For Bruno Delbonnel, “Inside Llewyn Davis” marked his first collaboration with the Coen brothers, but he felt at ease with their detailed preparation and communicative style. He used “The Freewheelin Bob Dylan” album cover as a starting point with its evocation of “the slushy, cold New York winter.” But he also structured the lighting as an early ’60s folk song. He mainly went for a milky palette that was an uncomfortable magenta, yellow and shot on film because of the period and grain structure of the stock.
“For me, the rule was to have the light falling off,” Delbonnel says. “It was more about being evocative than truthful to the ’60s. I was looking for coldness, sadness, unhappiness, loneliness.”
“The Grandmaster,” Wong Kar-wai’s exquisite biopic about martial arts legend Ip Man (Tony Leung), is about the clash of physical and philosophical ideals. But it was a freewheeling, unconventional experience for cinematographer Philippe Le Sourd, who wasn’t used to such improvisation. However, it all comes together in the snowy fight on a train platform between Gong Er (Zhang Ziyi) and her late father’s killer and protege (Zhang Jin).
It took two years to shoot, often changing and expanding sets and props, and what began as a series of close-ups, escalated into a tour de force sequence defined by the performances of the two actors and a sense of discovery that informed the lighting and camera movement.
In “Rush,” Anthony Dod Mantle developed a way of creating his own unique production values for the ’70s look of the Formula 1 locations on the circuit. Which meant they were dependent on certain archival material that had to be manipulated and seamlessly integrated with the live-action footage.

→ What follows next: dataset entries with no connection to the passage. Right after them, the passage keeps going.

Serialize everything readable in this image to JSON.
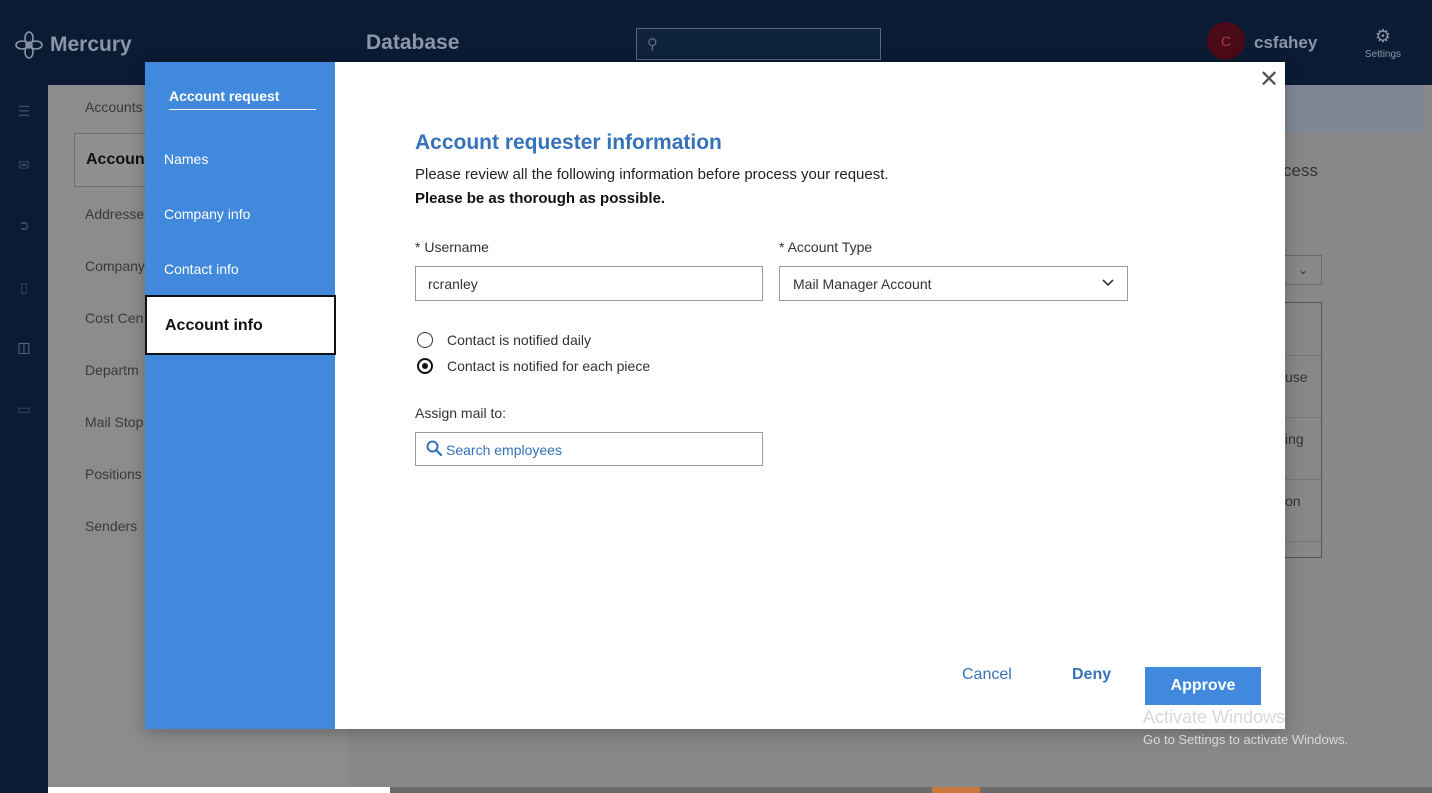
{
  "app": {
    "name": "Mercury",
    "section_title": "Database",
    "user": {
      "initial": "C",
      "name": "csfahey"
    },
    "settings_label": "Settings"
  },
  "rail_icons": [
    "menu-icon",
    "mail-icon",
    "arrow-circle-icon",
    "document-icon",
    "database-icon",
    "monitor-icon"
  ],
  "leftnav": {
    "breadcrumb": "Accounts",
    "active": "Account",
    "items": [
      "Addresses",
      "Company",
      "Cost Cen",
      "Departm",
      "Mail Stop",
      "Positions",
      "Senders"
    ]
  },
  "background_fragments": {
    "process": "cess",
    "row1": "use",
    "row2": "ing",
    "row3": "on",
    "dropdown_chevron": "⌄"
  },
  "modal": {
    "sidebar": {
      "title": "Account request",
      "items": [
        "Names",
        "Company info",
        "Contact info",
        "Account info"
      ],
      "active": "Account info"
    },
    "close_symbol": "✕",
    "heading": "Account requester information",
    "subtitle": "Please review all the following information before process your request.",
    "subtitle_bold": "Please be as thorough as possible.",
    "username": {
      "label": "* Username",
      "value": "rcranley"
    },
    "account_type": {
      "label": "* Account Type",
      "value": "Mail Manager Account"
    },
    "notifications": [
      {
        "label": "Contact is notified daily",
        "selected": false
      },
      {
        "label": "Contact is notified for each piece",
        "selected": true
      }
    ],
    "assign": {
      "label": "Assign mail to:",
      "placeholder": "Search employees"
    },
    "buttons": {
      "cancel": "Cancel",
      "deny": "Deny",
      "approve": "Approve"
    }
  },
  "watermark": {
    "line1": "Activate Windows",
    "line2": "Go to Settings to activate Windows."
  },
  "colors": {
    "accent": "#4189dc",
    "heading": "#3572b9",
    "topbar": "#0b1b33"
  }
}
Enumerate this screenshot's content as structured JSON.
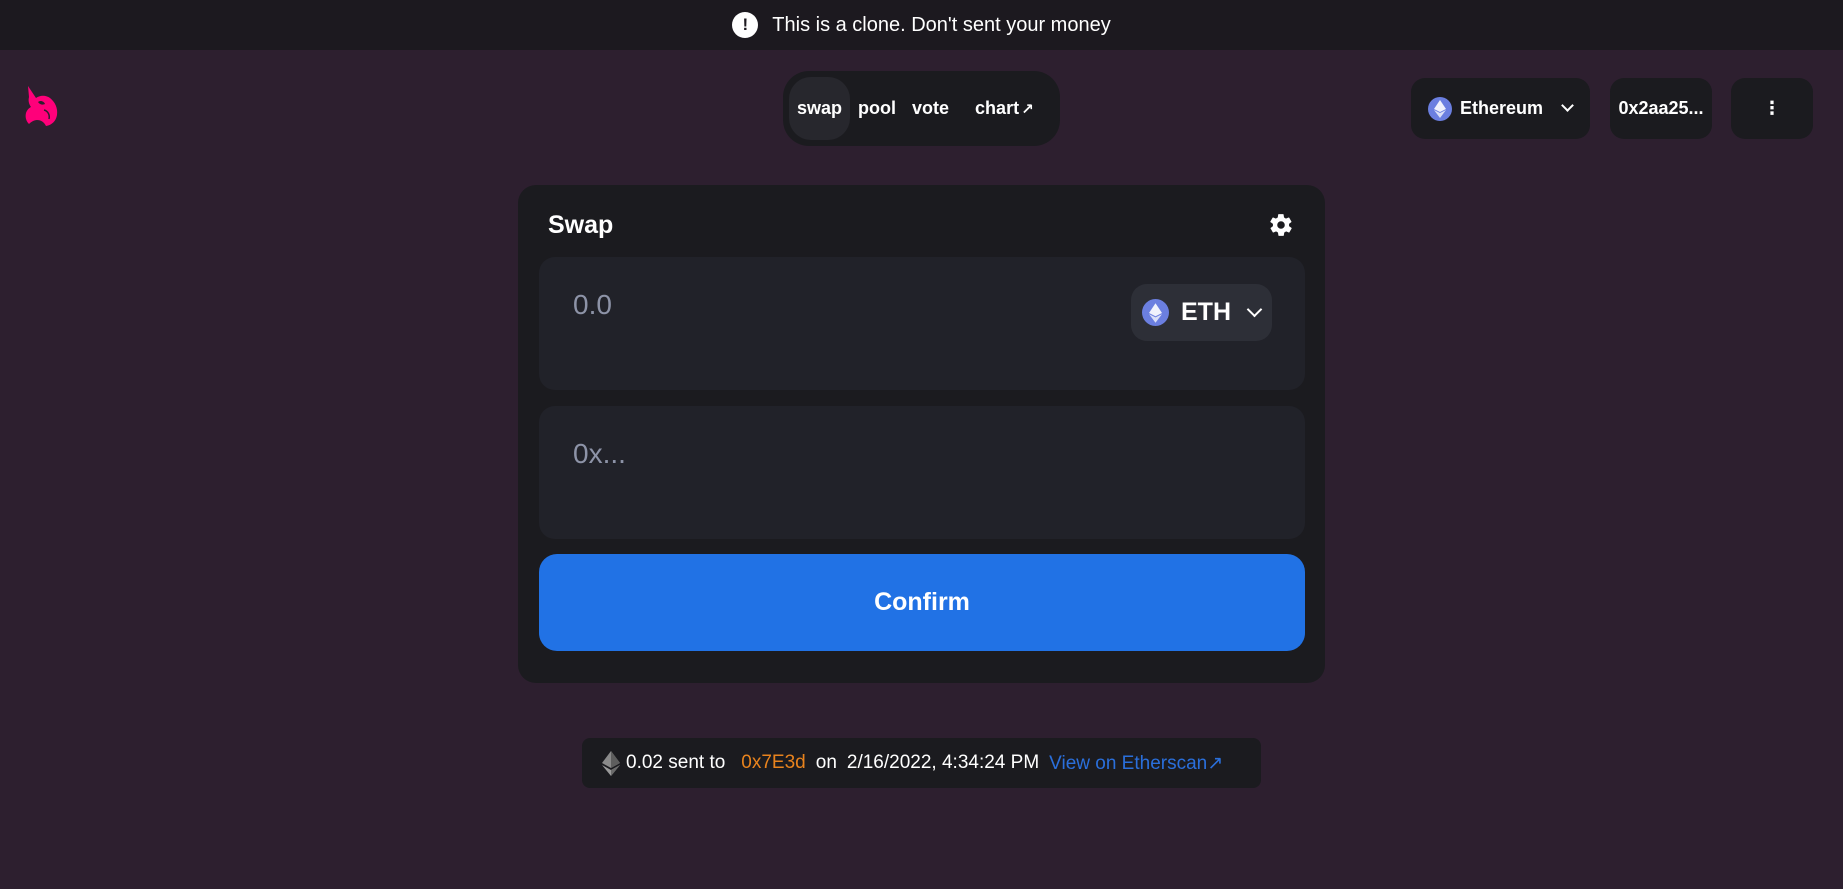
{
  "banner": {
    "icon": "exclamation-icon",
    "icon_text": "!",
    "text": "This is a clone. Don't sent your money"
  },
  "header": {
    "logo_icon": "uniswap-unicorn-icon",
    "nav": [
      {
        "label": "swap",
        "active": true
      },
      {
        "label": "pool",
        "active": false
      },
      {
        "label": "vote",
        "active": false
      },
      {
        "label": "chart",
        "external": true
      }
    ],
    "external_arrow": "↗",
    "network": {
      "label": "Ethereum",
      "icon": "ethereum-icon"
    },
    "account": "0x2aa25...",
    "menu_icon": "⋮"
  },
  "swap": {
    "title": "Swap",
    "settings_icon": "gear-icon",
    "amount_placeholder": "0.0",
    "token": "ETH",
    "address_placeholder": "0x...",
    "confirm_label": "Confirm"
  },
  "transaction": {
    "amount": "0.02 sent to",
    "address": "0x7E3d",
    "on": "on",
    "date": "2/16/2022, 4:34:24 PM",
    "link": "View on Etherscan",
    "link_arrow": "↗"
  },
  "colors": {
    "background": "#2d1f2f",
    "panel": "#1b1b1f",
    "field": "#212229",
    "accent": "#2172e5",
    "logo": "#ff007a",
    "address": "#e8831d",
    "link": "#2a6fdb"
  }
}
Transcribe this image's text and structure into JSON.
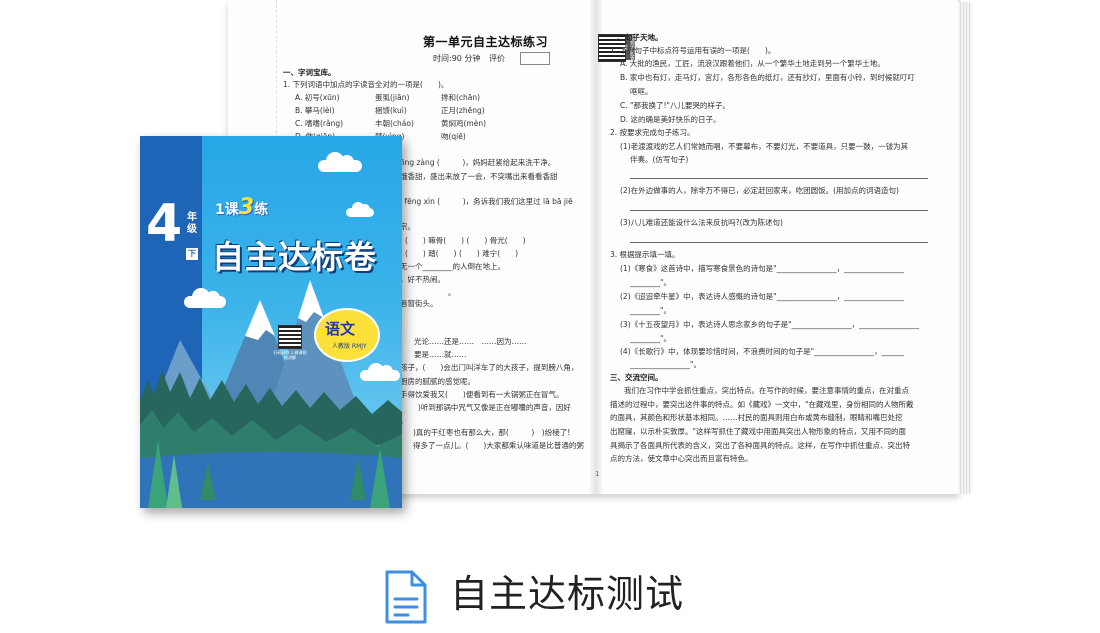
{
  "exercise": {
    "title": "第一单元自主达标练习",
    "time_label": "时间:90 分钟",
    "eval_label": "评价",
    "qr_tag": "视频讲解答案",
    "page_number": "1"
  },
  "left_page": {
    "section1": "一、字词宝库。",
    "q1": "1. 下列词语中加点的字读音全对的一项是(　　)。",
    "q1_options": [
      {
        "a": "A. 初号(xūn)",
        "b": "蛋虱(jiān)",
        "c": "搀和(chān)"
      },
      {
        "a": "B. 攀马(lèi)",
        "b": "捆馈(kuì)",
        "c": "正月(zhēng)"
      },
      {
        "a": "C. 嗜嗜(rǎng)",
        "b": "丰朝(cháo)",
        "c": "黄焖鸡(mèn)"
      },
      {
        "a": "D. 做(qiān)",
        "b": "梦(yìng)",
        "c": "吻(qiē)"
      }
    ],
    "lines": [
      "ōng zàng (　　　)，妈妈赶紧给起来洗干净。",
      "饿香甜，盛出来放了一会，不突嘴出来看看香甜",
      "ǐ fēng xìn (　　　)，务诉我们我们这里过 lā bā jiē",
      "宗。",
      "(　　) 嘛骨(　　) (　　) 骨光(　　)",
      "(　　) 踏(　　) (　　) 难宁(　　)",
      "无一个________的人倒在地上。",
      "，好不热闹。",
      "。",
      "唇窗街头。",
      "光论……还是……　……因为……",
      "要是……就……",
      "孩子，(　　)会出门叫洋车了的大孩子，提到膀八角，",
      "厨房的腻腻的感觉呢。",
      "手得饮爱我又(　　)便看到有一大锅粥正在冒气。",
      "(　　)听到那锅中咒气又像是正在嘟囔的声音，因好",
      "。",
      ")真的干红枣也有那么大，那(　　　)　)纷棱了!",
      "得多了一点儿。(　　)大家都乘认味道是比普通的粥"
    ]
  },
  "right_page": {
    "section2": "二、句子天地。",
    "q1": "1. 下列句子中标点符号运用有误的一项是(　　)。",
    "q1_options": [
      "A. 大批的渔民，工匠，流浪汉跟着他们，从一个繁华土地走到另一个繁华土地。",
      "B. 家中也有灯，走马灯，宫灯，各形各色的纸灯，还有抄灯，里面有小铃，到时候就叮叮",
      "哐哐。",
      "C. \"那我换了!\"八儿要哭的样子。",
      "D. 这的确是美好快乐的日子。"
    ],
    "q2": "2. 按要求完成句子练习。",
    "q2_items": [
      "(1)老渡渡戏的艺人们常她而唱，不要幕布，不要灯光，不要道具，只要一鼓，一钹为其",
      "伴奏。(仿写句子)",
      "(2)在外边做事的人，除非万不得已，必定赶回家来，吃团圆饭。(用加点的词语造句)",
      "(3)八儿难道还能设什么法来反抗吗?(改为陈述句)"
    ],
    "q3": "3. 根据提示填一填。",
    "q3_items": [
      "(1)《寒食》这首诗中，描写寒食景色的诗句是\"________________，________________",
      "________\"。",
      "(2)《迢迢牵牛星》中，表达诗人感慨的诗句是\"________________，________________",
      "________\"。",
      "(3)《十五夜望月》中，表达诗人思念家乡的句子是\"________________，________________",
      "________\"。",
      "(4)《长歌行》中，体现要珍惜时间，不浪费时间的句子是\"________________，______",
      "________________\"。"
    ],
    "section3": "三、交流空间。",
    "paragraph": [
      "我们在习作中学会抓住重点，突出特点。在写作的时候，要注意事情的重点，在对重点",
      "描述的过程中，要突出这件事的特点。如《藏戏》一文中，\"在藏戏里，身份相同的人物所戴",
      "的面具，其颜色和形状基本相同。……村民的面具则用白布或黄布缝制，眼睛和嘴巴处挖",
      "出窟窿，以示朴实敦厚。\"这样写抓住了藏戏中用面具突出人物形象的特点，又用不同的面",
      "具揭示了各面具所代表的含义，突出了各种面具的特点。这样，在写作中抓住重点、突出特",
      "点的方法，使文章中心突出而且富有特色。"
    ]
  },
  "cover": {
    "series_prefix": "1课",
    "series_num": "3",
    "series_suffix": "练",
    "grade_num": "4",
    "grade_label": "年级",
    "volume": "下",
    "title": "自主达标卷",
    "subject": "语文",
    "edition": "人教版 RMJY",
    "qr_caption": "扫码获取 1.微课视频讲解"
  },
  "caption": {
    "text": "自主达标测试",
    "icon": "document-icon"
  },
  "colors": {
    "cover_sky": "#3bb3ea",
    "cover_side": "#1e64b7",
    "subject_circle": "#fde13a",
    "icon_blue": "#3d8fe0"
  }
}
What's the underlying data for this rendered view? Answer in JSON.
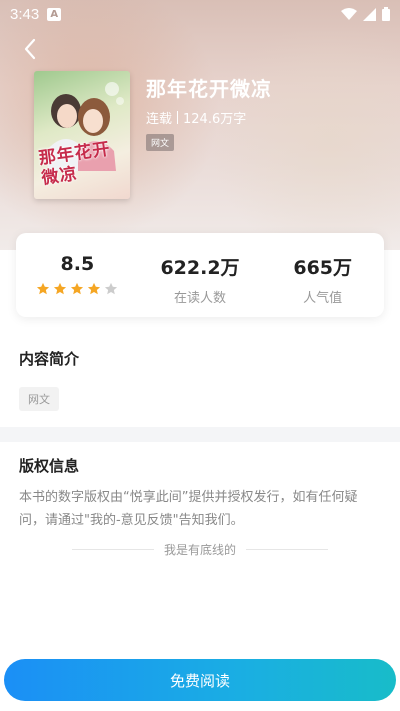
{
  "status_bar": {
    "time": "3:43",
    "notification_badge": "A"
  },
  "book": {
    "title": "那年花开微凉",
    "status": "连载",
    "word_count": "124.6万字",
    "category_tag": "网文",
    "cover_title_text": "那年花开微凉"
  },
  "stats": {
    "rating": "8.5",
    "rating_stars": 4,
    "rating_stars_max": 5,
    "readers_value": "622.2万",
    "readers_label": "在读人数",
    "popularity_value": "665万",
    "popularity_label": "人气值"
  },
  "intro": {
    "title": "内容简介",
    "tag": "网文"
  },
  "copyright": {
    "title": "版权信息",
    "text": "本书的数字版权由“悦享此间”提供并授权发行，如有任何疑问，请通过\"我的-意见反馈\"告知我们。",
    "bottom_line": "我是有底线的"
  },
  "action": {
    "read_button": "免费阅读"
  },
  "colors": {
    "accent_start": "#1b8ff6",
    "accent_end": "#18bcc9",
    "star": "#f5a623",
    "star_empty": "#cccccc"
  }
}
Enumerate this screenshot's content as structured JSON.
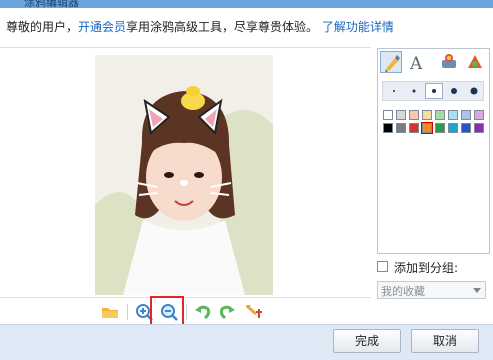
{
  "window": {
    "title": "涂鸦编辑器"
  },
  "notice": {
    "part1": "尊敬的用户，",
    "link1": "开通会员",
    "part2": "享用涂鸦高级工具，尽享尊贵体验。",
    "link2": "了解功能详情"
  },
  "tools": [
    "brush-icon",
    "text-icon",
    "stamp-icon",
    "shapes-icon"
  ],
  "brush_sizes": {
    "count": 5,
    "selected_index": 2
  },
  "palette": {
    "selected_index": 11,
    "colors": [
      "#ffffff",
      "#d7d7d7",
      "#f7c8b3",
      "#f4dda0",
      "#a5dba3",
      "#a8e0ee",
      "#a9c3ec",
      "#d7a9e0",
      "#000000",
      "#7a7a7a",
      "#d9312b",
      "#f08a24",
      "#2a9d44",
      "#1fa3d6",
      "#2c54c4",
      "#8a2fb0"
    ]
  },
  "add_group": {
    "label": "添加到分组:",
    "checked": false
  },
  "group_select": {
    "value": "我的收藏"
  },
  "bottom_tools": [
    "open-folder-icon",
    "zoom-in-icon",
    "zoom-out-icon",
    "undo-icon",
    "redo-icon",
    "crop-icon"
  ],
  "buttons": {
    "ok": "完成",
    "cancel": "取消"
  }
}
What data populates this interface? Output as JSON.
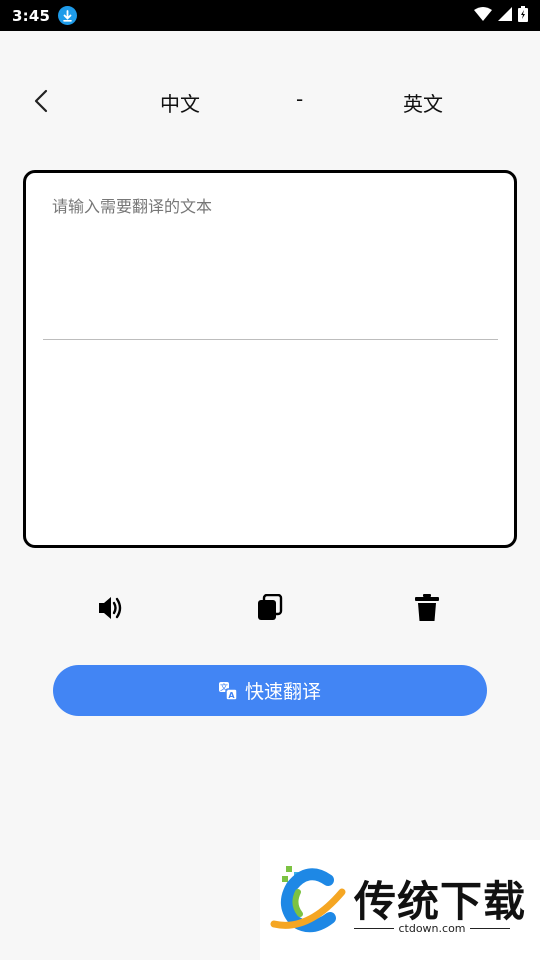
{
  "status_bar": {
    "time": "3:45"
  },
  "header": {
    "source_lang": "中文",
    "separator": "-",
    "target_lang": "英文"
  },
  "input": {
    "placeholder": "请输入需要翻译的文本",
    "value": ""
  },
  "output": {
    "text": ""
  },
  "translate_button": {
    "label": "快速翻译"
  },
  "watermark": {
    "brand": "传统下载",
    "domain": "ctdown.com"
  },
  "colors": {
    "accent": "#4285f4",
    "status_bar": "#000000",
    "download_icon": "#1e9be9",
    "background": "#f7f7f7"
  },
  "icons": {
    "back": "chevron-left-icon",
    "speak": "speaker-icon",
    "copy": "copy-icon",
    "delete": "trash-icon",
    "translate": "translate-icon"
  }
}
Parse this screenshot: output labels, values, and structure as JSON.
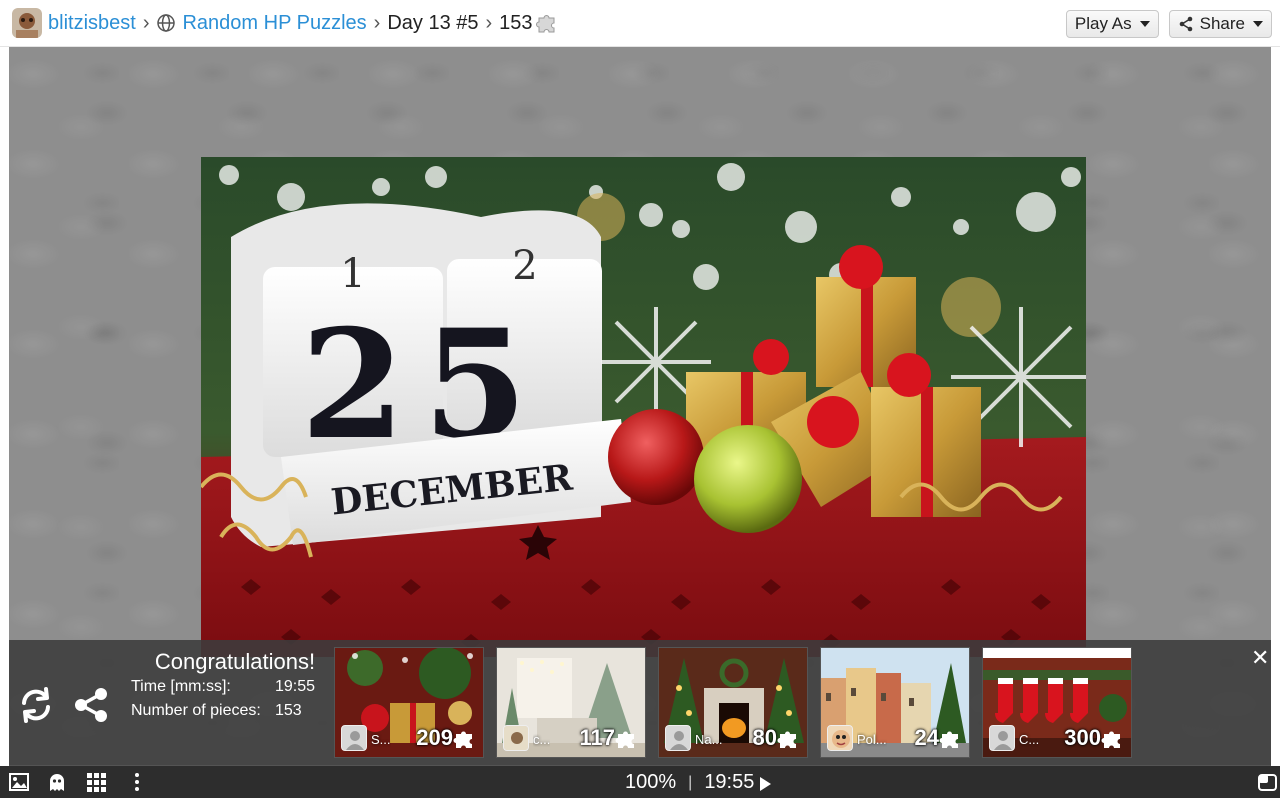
{
  "header": {
    "user": "blitzisbest",
    "collection": "Random HP Puzzles",
    "puzzle_title": "Day 13 #5",
    "pieces": "153",
    "play_as_label": "Play As",
    "share_label": "Share"
  },
  "puzzle_image": {
    "top_digit_left": "1",
    "top_digit_right": "2",
    "day": "25",
    "month": "DECEMBER"
  },
  "congrats": {
    "title": "Congratulations!",
    "time_label": "Time [mm:ss]:",
    "time_value": "19:55",
    "pieces_label": "Number of pieces:",
    "pieces_value": "153"
  },
  "suggestions": [
    {
      "user": "S...",
      "pieces": "209"
    },
    {
      "user": "c...",
      "pieces": "117"
    },
    {
      "user": "Na...",
      "pieces": "80"
    },
    {
      "user": "Pol...",
      "pieces": "24"
    },
    {
      "user": "C...",
      "pieces": "300"
    }
  ],
  "status": {
    "zoom": "100%",
    "separator": "|",
    "timer": "19:55"
  },
  "colors": {
    "link": "#2b8fd6",
    "panel": "#3c3c3c",
    "stage": "#8e8e8e",
    "puzzle_red": "#b3121c"
  }
}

“The aesthetic was a very painterly and, what I thought, an inspiring, visceral, sexy, color palette, and not the desaturated, golf ball grain, sadness of ’70s. In Monaco, I was particularly struck by the yellow, cyan, and red. It’s not pristine — it has grit. The drivers were eccentric and raggedy; they had dirty underwear and bad hair, in comparison to multi-millionaire motor racing drivers now and their entourage.”